Sometimes, people could last for days hanging in excruciating pain on crosses, but because Shabbat was looming, the bodies needed to be removed and buried before Shabbat officially began, so to hasten their deaths, the legs of the crucified were broken to prevent them from raising themselves up to gasp for air. Once their legs were broken, suffocation resulted rapidly.
However, Jesus not only determined the moment of His arrest and crucifixion, He also determined the exact moment of His death.
John 19:30, ‘Therefore when Jesus had received the sour wine, He said, “It is finished!” And He bowed His head and gave up His spirit.’
When breaking the bread at His last meal, Jesus said to His disciples, “Take and eat; this is my body.” — Matthew 26:26.
In summary, leaven represents sin, thus unleavened bread is a good representation of our sinless Messiah, the Bread of Life.

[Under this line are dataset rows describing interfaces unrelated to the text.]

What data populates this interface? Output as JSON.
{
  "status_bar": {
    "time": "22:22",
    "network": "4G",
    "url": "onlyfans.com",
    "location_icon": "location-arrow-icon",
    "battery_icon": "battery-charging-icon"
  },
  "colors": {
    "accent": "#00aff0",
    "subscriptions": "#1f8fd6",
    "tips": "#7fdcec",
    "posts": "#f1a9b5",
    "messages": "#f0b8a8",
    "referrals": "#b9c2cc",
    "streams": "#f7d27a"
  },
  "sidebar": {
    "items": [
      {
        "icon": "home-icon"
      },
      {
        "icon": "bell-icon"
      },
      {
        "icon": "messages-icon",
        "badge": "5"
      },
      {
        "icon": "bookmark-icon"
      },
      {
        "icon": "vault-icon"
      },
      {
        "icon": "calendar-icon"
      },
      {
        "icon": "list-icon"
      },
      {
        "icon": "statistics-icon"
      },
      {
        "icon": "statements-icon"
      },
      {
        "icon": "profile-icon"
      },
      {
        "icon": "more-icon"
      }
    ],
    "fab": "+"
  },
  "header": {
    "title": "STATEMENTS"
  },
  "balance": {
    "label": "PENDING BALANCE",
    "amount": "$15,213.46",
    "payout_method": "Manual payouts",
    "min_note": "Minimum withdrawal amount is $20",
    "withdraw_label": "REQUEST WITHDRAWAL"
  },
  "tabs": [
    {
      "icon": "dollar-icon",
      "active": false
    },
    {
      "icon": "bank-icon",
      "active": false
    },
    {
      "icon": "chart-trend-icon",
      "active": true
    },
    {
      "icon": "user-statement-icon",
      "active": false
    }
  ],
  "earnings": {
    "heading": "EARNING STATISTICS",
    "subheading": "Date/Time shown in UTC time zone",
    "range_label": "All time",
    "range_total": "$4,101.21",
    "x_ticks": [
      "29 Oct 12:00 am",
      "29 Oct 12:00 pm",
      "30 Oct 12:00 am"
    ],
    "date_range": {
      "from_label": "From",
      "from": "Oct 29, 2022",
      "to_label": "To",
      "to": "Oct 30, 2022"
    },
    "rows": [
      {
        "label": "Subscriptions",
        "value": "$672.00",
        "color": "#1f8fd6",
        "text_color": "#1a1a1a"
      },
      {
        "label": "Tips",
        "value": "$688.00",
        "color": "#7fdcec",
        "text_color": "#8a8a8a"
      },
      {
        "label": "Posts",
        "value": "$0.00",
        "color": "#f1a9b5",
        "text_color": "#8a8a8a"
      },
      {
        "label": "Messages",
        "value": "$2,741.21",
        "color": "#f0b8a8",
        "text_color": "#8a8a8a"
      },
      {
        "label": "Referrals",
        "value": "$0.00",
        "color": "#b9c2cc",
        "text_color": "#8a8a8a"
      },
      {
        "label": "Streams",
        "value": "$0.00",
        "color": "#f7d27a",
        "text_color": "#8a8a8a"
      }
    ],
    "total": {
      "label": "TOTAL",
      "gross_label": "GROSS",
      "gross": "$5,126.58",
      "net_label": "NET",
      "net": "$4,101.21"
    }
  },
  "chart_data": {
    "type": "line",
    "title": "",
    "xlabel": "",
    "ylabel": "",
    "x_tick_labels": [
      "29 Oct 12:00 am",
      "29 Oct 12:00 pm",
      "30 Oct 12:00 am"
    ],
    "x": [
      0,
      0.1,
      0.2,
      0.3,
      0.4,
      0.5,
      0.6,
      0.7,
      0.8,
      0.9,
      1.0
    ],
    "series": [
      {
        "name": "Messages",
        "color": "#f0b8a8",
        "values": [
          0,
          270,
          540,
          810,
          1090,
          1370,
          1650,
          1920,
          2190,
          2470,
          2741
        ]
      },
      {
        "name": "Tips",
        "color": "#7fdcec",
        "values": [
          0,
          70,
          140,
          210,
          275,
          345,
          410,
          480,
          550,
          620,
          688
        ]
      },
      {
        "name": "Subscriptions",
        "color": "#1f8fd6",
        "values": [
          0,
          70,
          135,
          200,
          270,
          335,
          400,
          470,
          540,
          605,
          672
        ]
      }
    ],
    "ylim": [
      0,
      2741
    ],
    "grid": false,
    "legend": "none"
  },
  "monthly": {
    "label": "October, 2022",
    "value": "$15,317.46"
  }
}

Jesus bore stripes from Roman beatings; the unleavened bread is marked with stripes. Jesus was pierced in His hands and feet and in His side when He was crucified; the unleavened bread has holes pierced throughout for cooking. Jesus was born in the town of Bethlehem, which translates from Hebrew: “House of Bread”.
Like the father of the home, during the Passover seder who wraps the unleavened bread in linen, hides (buries) it and later redeems it, Jesus was wrapped in linen, buried and He paid the price of our redemption with His perfect sacrifice.
The feast of unleavened bread requires God’s people to only consume unleavened, perfect, sinless bread for seven days. Perfect, pierced, pure, holy, striped unleavened bread. They had to be infused with this bread. Jesus had a very hard teaching that many couldn’t accept.
John 6:53, ‘So Jesus said to them, “Truly, I say to you, unless you eat the flesh of the Son of Man, and drink His blood, you have no life in yourselves.”’
He wasn’t promoting cannibalism, but His people were always required to eat pure, sinless unleavened bread during the Passover and the Feast of Unleavened bread because it symbolised pure life for them. Sinless life. Jesus is the bread that came down from heaven, our Passover Lamb that was slain and shed His blood…blood that was posted over the doors of the Hebrews to save them from the angel of death.
Today, Passover and the Feast of Unleavened Bread are simply treated as one event, one week called Passover and Jesus, the Jewish Messiah is the absolute fulfilment of every element of it.
Listen to Mandy’s full message on Foundations below: